───── Recorded information ─────
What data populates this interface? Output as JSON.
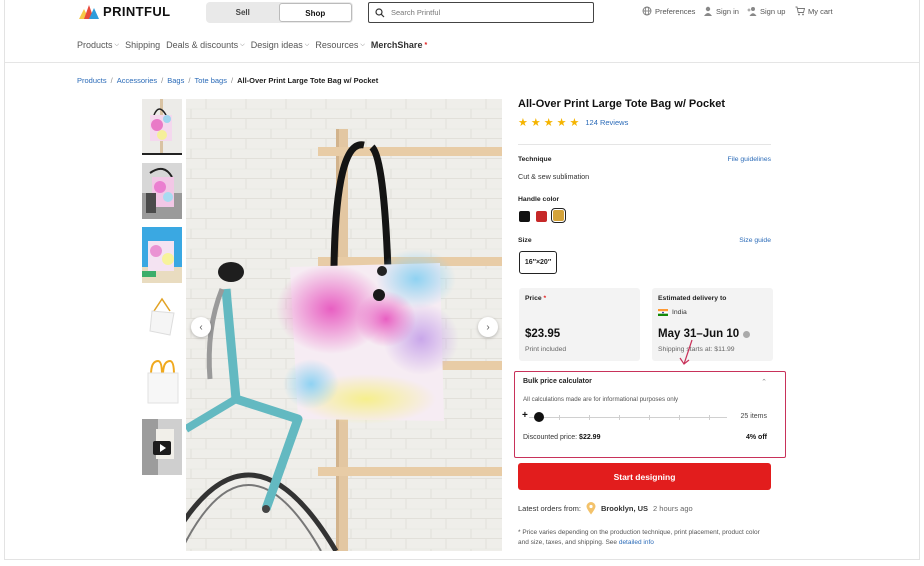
{
  "header": {
    "logo_text": "PRINTFUL",
    "toggle": {
      "sell_label": "Sell",
      "shop_label": "Shop",
      "active": "Shop"
    },
    "search_placeholder": "Search Printful",
    "preferences_label": "Preferences",
    "signin_label": "Sign in",
    "signup_label": "Sign up",
    "cart_label": "My cart"
  },
  "nav": {
    "items": [
      "Products",
      "Shipping",
      "Deals & discounts",
      "Design ideas",
      "Resources",
      "MerchShare"
    ]
  },
  "breadcrumb": [
    "Products",
    "Accessories",
    "Bags",
    "Tote bags",
    "All-Over Print Large Tote Bag w/ Pocket"
  ],
  "product": {
    "title": "All-Over Print Large Tote Bag w/ Pocket",
    "rating": 5,
    "reviews_label": "124 Reviews",
    "technique_label": "Technique",
    "file_guidelines_label": "File guidelines",
    "technique_value": "Cut & sew sublimation",
    "handle_color_label": "Handle color",
    "handle_colors": [
      "#111111",
      "#c62828",
      "#d4a33a"
    ],
    "size_label": "Size",
    "size_guide_label": "Size guide",
    "size_value": "16″×20″",
    "price_label": "Price",
    "price_value": "$23.95",
    "price_note": "Print included",
    "delivery_label": "Estimated delivery to",
    "delivery_country": "India",
    "delivery_dates": "May 31–Jun 10",
    "shipping_note": "Shipping starts at: $11.99"
  },
  "bulk": {
    "title": "Bulk price calculator",
    "subtitle": "All calculations made are for informational purposes only",
    "quantity_label": "25 items",
    "discounted_prefix": "Discounted price:",
    "discounted_value": "$22.99",
    "discount_pct": "4% off"
  },
  "cta_label": "Start designing",
  "latest": {
    "prefix": "Latest orders from:",
    "city": "Brooklyn, US",
    "ago": "2 hours ago"
  },
  "footnote": {
    "text": "* Price varies depending on the production technique, print placement, product color and size, taxes, and shipping. See",
    "link": "detailed info"
  },
  "colors": {
    "accent": "#e21d1d",
    "link": "#2b6bb8",
    "highlight": "#c8325a"
  }
}
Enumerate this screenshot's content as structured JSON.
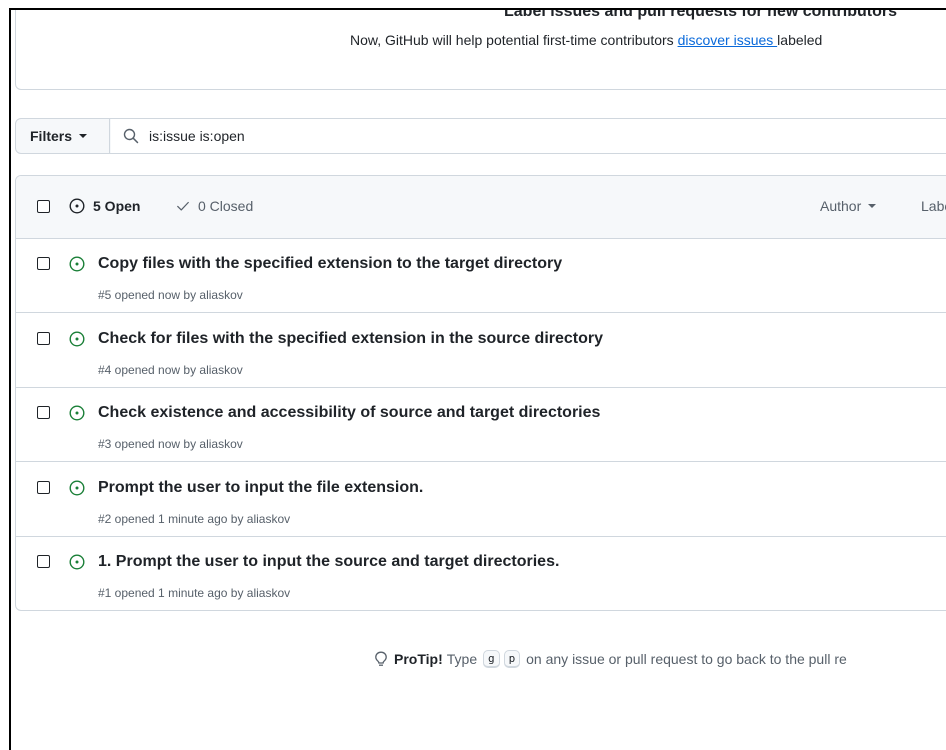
{
  "banner": {
    "title": "Label issues and pull requests for new contributors",
    "text_before": "Now, GitHub will help potential first-time contributors ",
    "link": "discover issues ",
    "text_after": "labeled"
  },
  "filters": {
    "button_label": "Filters",
    "search_value": "is:issue is:open"
  },
  "header": {
    "open_label": "5 Open",
    "closed_label": "0 Closed",
    "author_label": "Author",
    "label_label": "Labe"
  },
  "issues": [
    {
      "title": "Copy files with the specified extension to the target directory",
      "meta": "#5 opened now by aliaskov"
    },
    {
      "title": "Check for files with the specified extension in the source directory",
      "meta": "#4 opened now by aliaskov"
    },
    {
      "title": "Check existence and accessibility of source and target directories",
      "meta": "#3 opened now by aliaskov"
    },
    {
      "title": "Prompt the user to input the file extension.",
      "meta": "#2 opened 1 minute ago by aliaskov"
    },
    {
      "title": "1. Prompt the user to input the source and target directories.",
      "meta": "#1 opened 1 minute ago by aliaskov"
    }
  ],
  "protip": {
    "label": "ProTip!",
    "type_text": "Type",
    "key1": "g",
    "key2": "p",
    "rest": "on any issue or pull request to go back to the pull re"
  },
  "colors": {
    "open_icon": "#1a7f37",
    "link": "#0969da",
    "muted": "#57606a"
  }
}
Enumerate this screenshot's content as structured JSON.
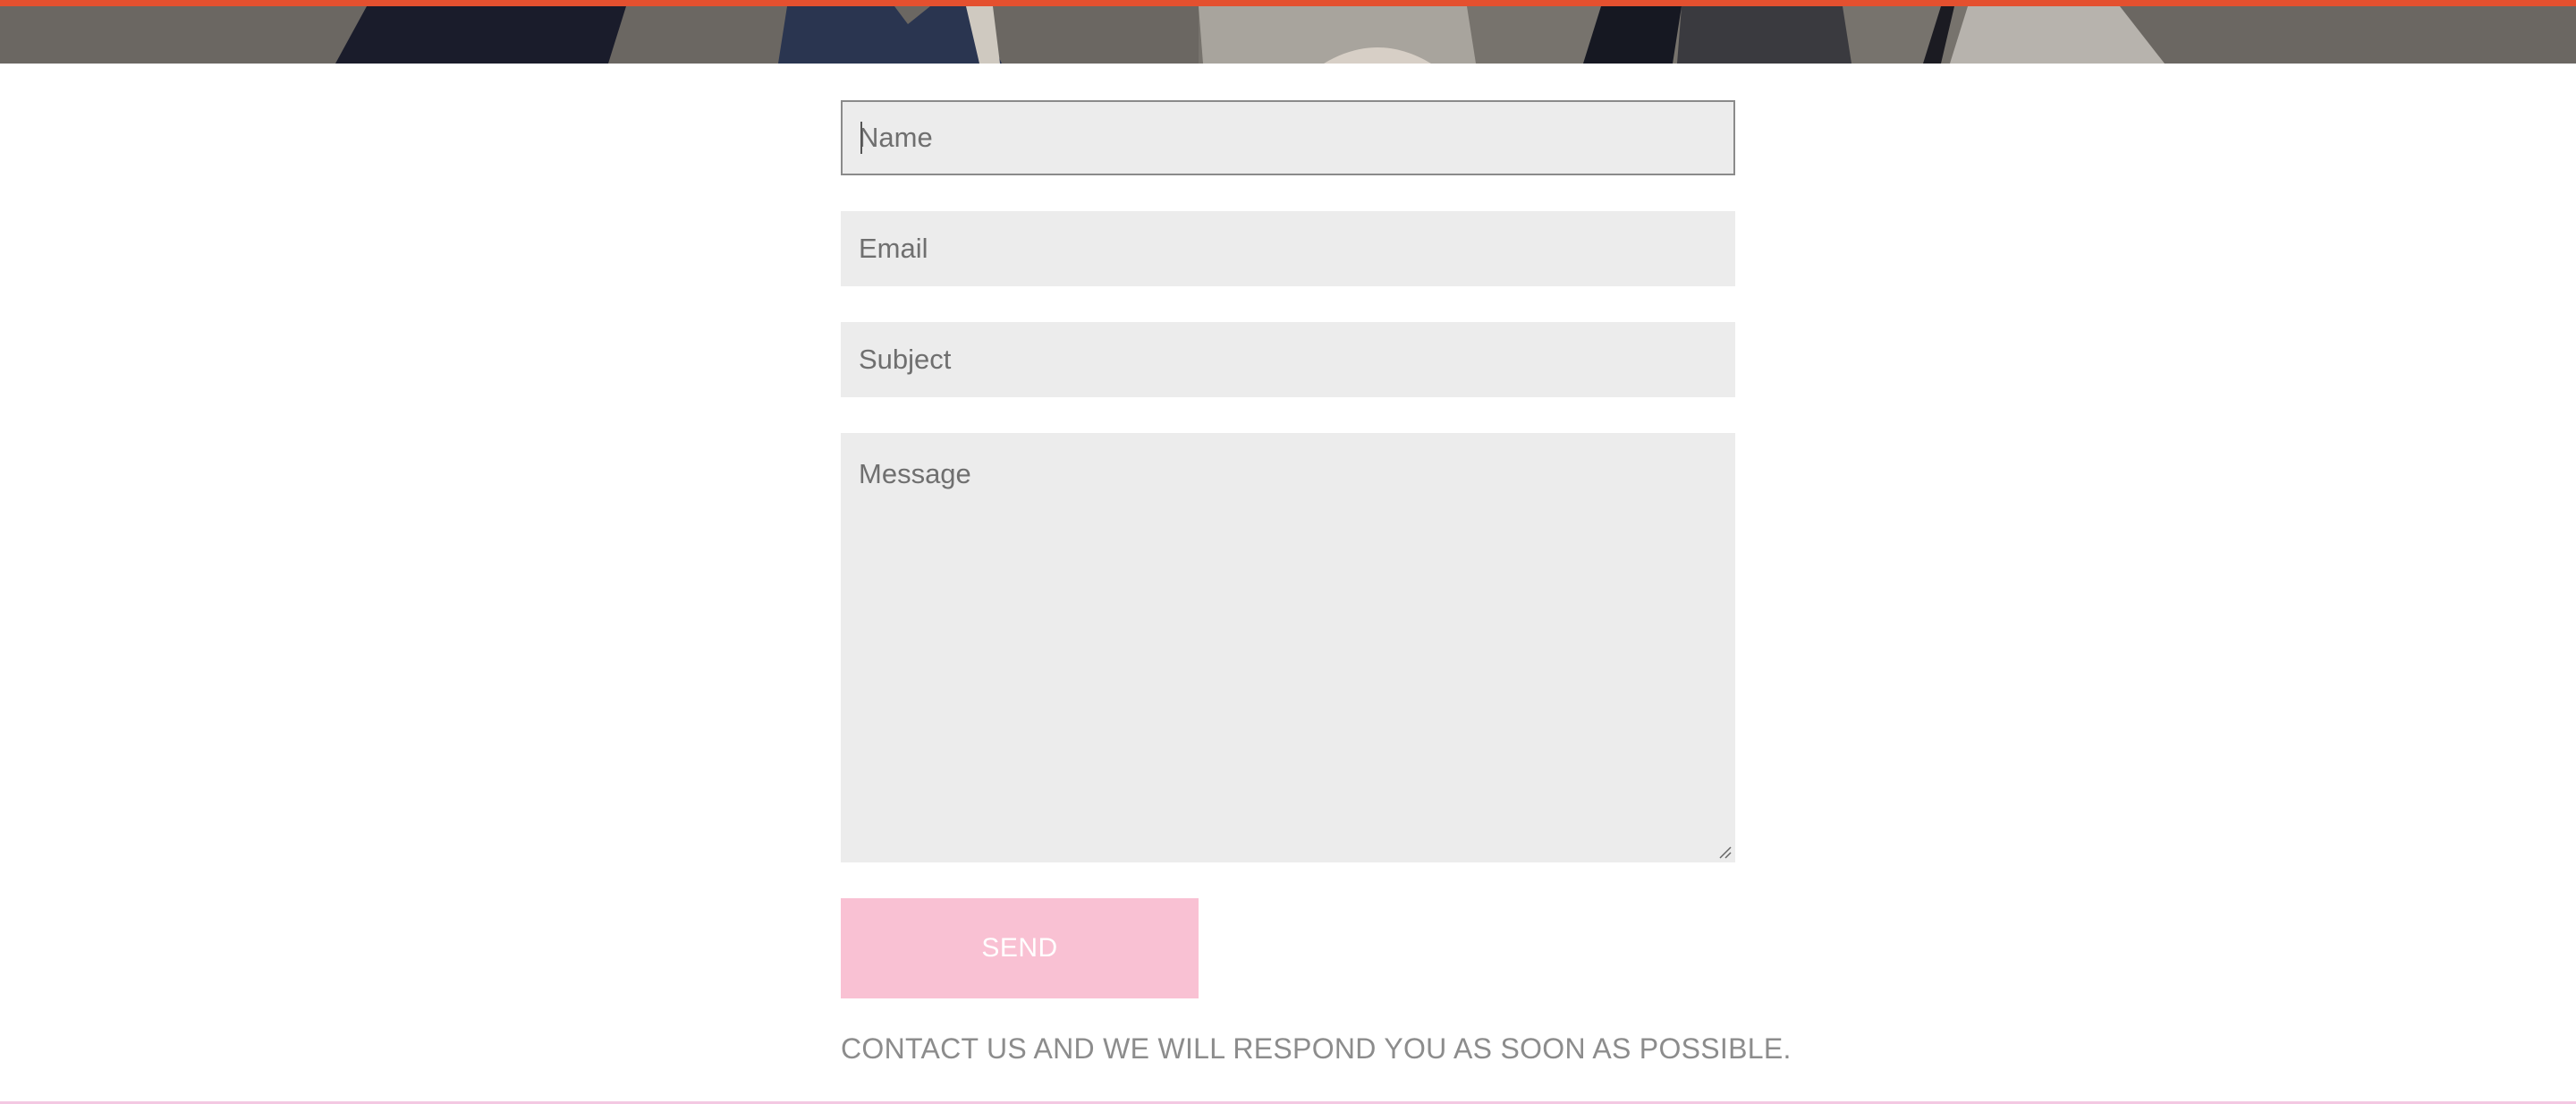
{
  "colors": {
    "accent_bar": "#e4502f",
    "send_button": "#f9c1d3",
    "field_background": "#ececec",
    "note_text": "#8c8c8c"
  },
  "hero": {
    "image": "photo of people (partially visible)"
  },
  "form": {
    "name": {
      "placeholder": "Name",
      "value": ""
    },
    "email": {
      "placeholder": "Email",
      "value": ""
    },
    "subject": {
      "placeholder": "Subject",
      "value": ""
    },
    "message": {
      "placeholder": "Message",
      "value": ""
    },
    "send_label": "SEND"
  },
  "note": "CONTACT US AND WE WILL RESPOND YOU AS SOON AS POSSIBLE."
}
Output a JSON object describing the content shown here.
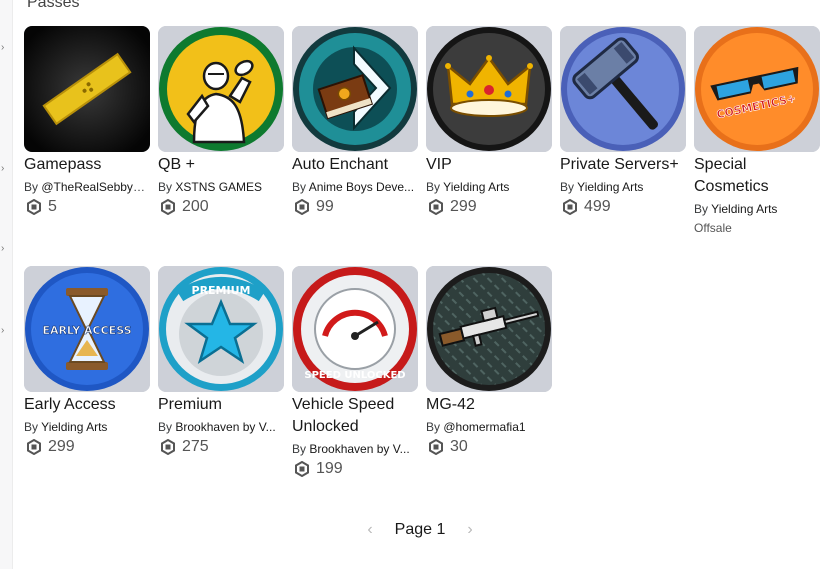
{
  "section": {
    "title": "Passes"
  },
  "items": [
    {
      "name": "Gamepass",
      "by": "By",
      "creator": "@TheRealSebbya...",
      "price": "5",
      "icon": "gold-ticket-icon"
    },
    {
      "name": "QB +",
      "by": "By",
      "creator": "XSTNS GAMES",
      "price": "200",
      "icon": "quarterback-icon"
    },
    {
      "name": "Auto Enchant",
      "by": "By",
      "creator": "Anime Boys Deve...",
      "price": "99",
      "icon": "enchant-book-icon"
    },
    {
      "name": "VIP",
      "by": "By",
      "creator": "Yielding Arts",
      "price": "299",
      "icon": "crown-icon"
    },
    {
      "name": "Private Servers+",
      "by": "By",
      "creator": "Yielding Arts",
      "price": "499",
      "icon": "hammer-icon"
    },
    {
      "name": "Special Cosmetics",
      "by": "By",
      "creator": "Yielding Arts",
      "status": "Offsale",
      "icon": "sunglasses-icon",
      "badge_text": "COSMETICS+"
    },
    {
      "name": "Early Access",
      "by": "By",
      "creator": "Yielding Arts",
      "price": "299",
      "icon": "hourglass-icon",
      "badge_text": "EARLY ACCESS"
    },
    {
      "name": "Premium",
      "by": "By",
      "creator": "Brookhaven by V...",
      "price": "275",
      "icon": "star-icon",
      "badge_text": "PREMIUM"
    },
    {
      "name": "Vehicle Speed Unlocked",
      "by": "By",
      "creator": "Brookhaven by V...",
      "price": "199",
      "icon": "speedometer-icon",
      "badge_text": "SPEED UNLOCKED"
    },
    {
      "name": "MG-42",
      "by": "By",
      "creator": "@homermafia1",
      "price": "30",
      "icon": "machine-gun-icon"
    }
  ],
  "pager": {
    "label": "Page 1",
    "prev": "‹",
    "next": "›"
  },
  "colors": {
    "robux": "#555555",
    "text": "#191919"
  }
}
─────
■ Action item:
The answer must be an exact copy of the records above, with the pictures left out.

■ Your response:
What data populates this interface? Output as JSON.
{
  "header": {
    "logo_text": "PRINTFUL",
    "toggle": {
      "sell_label": "Sell",
      "shop_label": "Shop",
      "active": "Shop"
    },
    "search_placeholder": "Search Printful",
    "preferences_label": "Preferences",
    "signin_label": "Sign in",
    "signup_label": "Sign up",
    "cart_label": "My cart"
  },
  "nav": {
    "items": [
      "Products",
      "Shipping",
      "Deals & discounts",
      "Design ideas",
      "Resources",
      "MerchShare"
    ]
  },
  "breadcrumb": [
    "Products",
    "Accessories",
    "Bags",
    "Tote bags",
    "All-Over Print Large Tote Bag w/ Pocket"
  ],
  "product": {
    "title": "All-Over Print Large Tote Bag w/ Pocket",
    "rating": 5,
    "reviews_label": "124 Reviews",
    "technique_label": "Technique",
    "file_guidelines_label": "File guidelines",
    "technique_value": "Cut & sew sublimation",
    "handle_color_label": "Handle color",
    "handle_colors": [
      "#111111",
      "#c62828",
      "#d4a33a"
    ],
    "size_label": "Size",
    "size_guide_label": "Size guide",
    "size_value": "16″×20″",
    "price_label": "Price",
    "price_value": "$23.95",
    "price_note": "Print included",
    "delivery_label": "Estimated delivery to",
    "delivery_country": "India",
    "delivery_dates": "May 31–Jun 10",
    "shipping_note": "Shipping starts at: $11.99"
  },
  "bulk": {
    "title": "Bulk price calculator",
    "subtitle": "All calculations made are for informational purposes only",
    "quantity_label": "25 items",
    "discounted_prefix": "Discounted price:",
    "discounted_value": "$22.99",
    "discount_pct": "4% off"
  },
  "cta_label": "Start designing",
  "latest": {
    "prefix": "Latest orders from:",
    "city": "Brooklyn, US",
    "ago": "2 hours ago"
  },
  "footnote": {
    "text": "* Price varies depending on the production technique, print placement, product color and size, taxes, and shipping. See",
    "link": "detailed info"
  },
  "colors": {
    "accent": "#e21d1d",
    "link": "#2b6bb8",
    "highlight": "#c8325a"
  }
}
Enumerate this screenshot's content as structured JSON.
{
  "banner": {
    "title": "Label issues and pull requests for new contributors",
    "text_before": "Now, GitHub will help potential first-time contributors ",
    "link": "discover issues ",
    "text_after": "labeled"
  },
  "filters": {
    "button_label": "Filters",
    "search_value": "is:issue is:open"
  },
  "header": {
    "open_label": "5 Open",
    "closed_label": "0 Closed",
    "author_label": "Author",
    "label_label": "Labe"
  },
  "issues": [
    {
      "title": "Copy files with the specified extension to the target directory",
      "meta": "#5 opened now by aliaskov"
    },
    {
      "title": "Check for files with the specified extension in the source directory",
      "meta": "#4 opened now by aliaskov"
    },
    {
      "title": "Check existence and accessibility of source and target directories",
      "meta": "#3 opened now by aliaskov"
    },
    {
      "title": "Prompt the user to input the file extension.",
      "meta": "#2 opened 1 minute ago by aliaskov"
    },
    {
      "title": "1. Prompt the user to input the source and target directories.",
      "meta": "#1 opened 1 minute ago by aliaskov"
    }
  ],
  "protip": {
    "label": "ProTip!",
    "type_text": "Type",
    "key1": "g",
    "key2": "p",
    "rest": "on any issue or pull request to go back to the pull re"
  },
  "colors": {
    "open_icon": "#1a7f37",
    "link": "#0969da",
    "muted": "#57606a"
  }
}
Enumerate this screenshot's content as structured JSON.
{
  "colors": {
    "accent_bar": "#e4502f",
    "send_button": "#f9c1d3",
    "field_background": "#ececec",
    "note_text": "#8c8c8c"
  },
  "hero": {
    "image": "photo of people (partially visible)"
  },
  "form": {
    "name": {
      "placeholder": "Name",
      "value": ""
    },
    "email": {
      "placeholder": "Email",
      "value": ""
    },
    "subject": {
      "placeholder": "Subject",
      "value": ""
    },
    "message": {
      "placeholder": "Message",
      "value": ""
    },
    "send_label": "SEND"
  },
  "note": "CONTACT US AND WE WILL RESPOND YOU AS SOON AS POSSIBLE."
}
Output a JSON object describing the content shown here.
{
  "section": {
    "title": "Passes"
  },
  "items": [
    {
      "name": "Gamepass",
      "by": "By",
      "creator": "@TheRealSebbya...",
      "price": "5",
      "icon": "gold-ticket-icon"
    },
    {
      "name": "QB +",
      "by": "By",
      "creator": "XSTNS GAMES",
      "price": "200",
      "icon": "quarterback-icon"
    },
    {
      "name": "Auto Enchant",
      "by": "By",
      "creator": "Anime Boys Deve...",
      "price": "99",
      "icon": "enchant-book-icon"
    },
    {
      "name": "VIP",
      "by": "By",
      "creator": "Yielding Arts",
      "price": "299",
      "icon": "crown-icon"
    },
    {
      "name": "Private Servers+",
      "by": "By",
      "creator": "Yielding Arts",
      "price": "499",
      "icon": "hammer-icon"
    },
    {
      "name": "Special Cosmetics",
      "by": "By",
      "creator": "Yielding Arts",
      "status": "Offsale",
      "icon": "sunglasses-icon",
      "badge_text": "COSMETICS+"
    },
    {
      "name": "Early Access",
      "by": "By",
      "creator": "Yielding Arts",
      "price": "299",
      "icon": "hourglass-icon",
      "badge_text": "EARLY ACCESS"
    },
    {
      "name": "Premium",
      "by": "By",
      "creator": "Brookhaven by V...",
      "price": "275",
      "icon": "star-icon",
      "badge_text": "PREMIUM"
    },
    {
      "name": "Vehicle Speed Unlocked",
      "by": "By",
      "creator": "Brookhaven by V...",
      "price": "199",
      "icon": "speedometer-icon",
      "badge_text": "SPEED UNLOCKED"
    },
    {
      "name": "MG-42",
      "by": "By",
      "creator": "@homermafia1",
      "price": "30",
      "icon": "machine-gun-icon"
    }
  ],
  "pager": {
    "label": "Page 1",
    "prev": "‹",
    "next": "›"
  },
  "colors": {
    "robux": "#555555",
    "text": "#191919"
  }
}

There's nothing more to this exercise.